It's a fine town, but Palo Alto is a bit one-dimensional. There's nearby Stanford, and nearby Silicon Valley (fine, that's two dimensions), but not much else is happening in that Peninsula city.
But what about medical marijuana? The city could become the first San Mateo County municipality to allow medical cannabis dispensaries, if voters approve a ballot measure Nov. 6.
The city's elected officials agree: They all hate Measure C, despite the permit fees and local taxes voter-approved medical marijuana clubs would bring in. Yet the idea of allowing legal cannabis within "Shallow Alto" city limits does have backers within the free-market, usually conservative Hoover Institution.
Currently, no cities on the Peninsula allow medical marijuana dispensaries. Dispensaries have tried to open up in Pacifica, in Redwood City, and elsewhere, and have been quickly shut down by the cops or city officials.
If approved, Measure C would allow three dispensaries to open up in Palo Alto. They would pay $10,000 in city permit fees each, and a 4 percent local sales tax, on top of the 7 percent paid to the state.
One might think tax revenue would be music to a city's ears.
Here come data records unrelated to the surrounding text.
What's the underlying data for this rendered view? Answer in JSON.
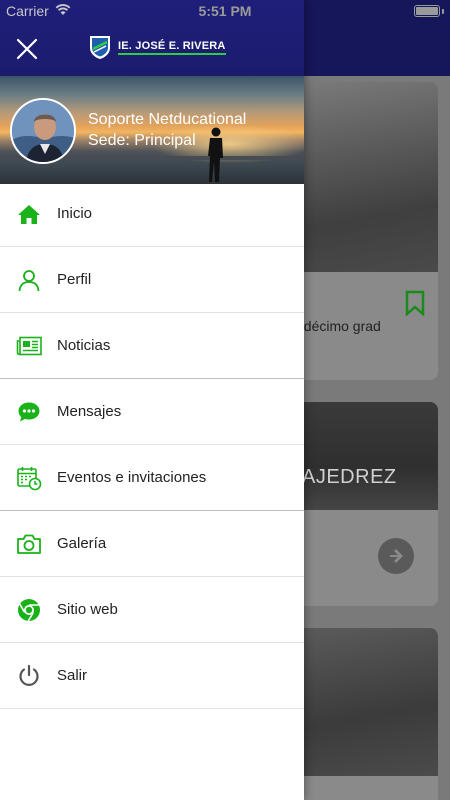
{
  "status_bar": {
    "carrier": "Carrier",
    "time": "5:51 PM"
  },
  "header": {
    "logo_text": "IE. JOSÉ E. RIVERA"
  },
  "profile": {
    "name": "Soporte Netducational",
    "sede": "Sede: Principal"
  },
  "menu": {
    "items": [
      {
        "label": "Inicio",
        "icon": "home-icon"
      },
      {
        "label": "Perfil",
        "icon": "user-icon"
      },
      {
        "label": "Noticias",
        "icon": "newspaper-icon"
      },
      {
        "label": "Mensajes",
        "icon": "chat-icon"
      },
      {
        "label": "Eventos e invitaciones",
        "icon": "calendar-clock-icon"
      },
      {
        "label": "Galería",
        "icon": "camera-icon"
      },
      {
        "label": "Sitio web",
        "icon": "browser-icon"
      },
      {
        "label": "Salir",
        "icon": "power-icon"
      }
    ]
  },
  "background": {
    "card1_text": "ndécimo grad",
    "card2_text": "AJEDREZ"
  },
  "colors": {
    "accent": "#19b219",
    "header": "#1b1b6e"
  }
}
Yet not so.
At a recent forum organized by the Peninsula Press, Palo Alto vice-mayor Greg Scharff stated that "the city's elected officials are united in their opposition to Measure C." The reason? "77 complaints related to dispensaries in San Jose," the newspaper reported.
Scharff thinks Measure C will fail, 65 percent to 35 percent. Quite the prediction, considering a marijuana legalization measure, 2010's Proposition 19, failed by less than 10 percent statewide.
Thomas Moore sees things different. Moore, a Hoover Institution senior fellow, pointed out that no science or data links dispensaries to crime.
It's not surprising that a free-market academic would find no issue with allowing a state-legal business within city limits. Moore went a step further, pointing out that Prohibition -- the new branding of the Drug War for cannabis supporters -- has led to violence and has not stalled drug use since marijuana became illegal in 1970.
Still, marijuana does make people do funny things, like make a city official scoff at tax revenue. Scharff called the cash the dispensaries could bring in as "completely irrelevant" to the city budget. Remember that the next time you're called to pay a parking ticket.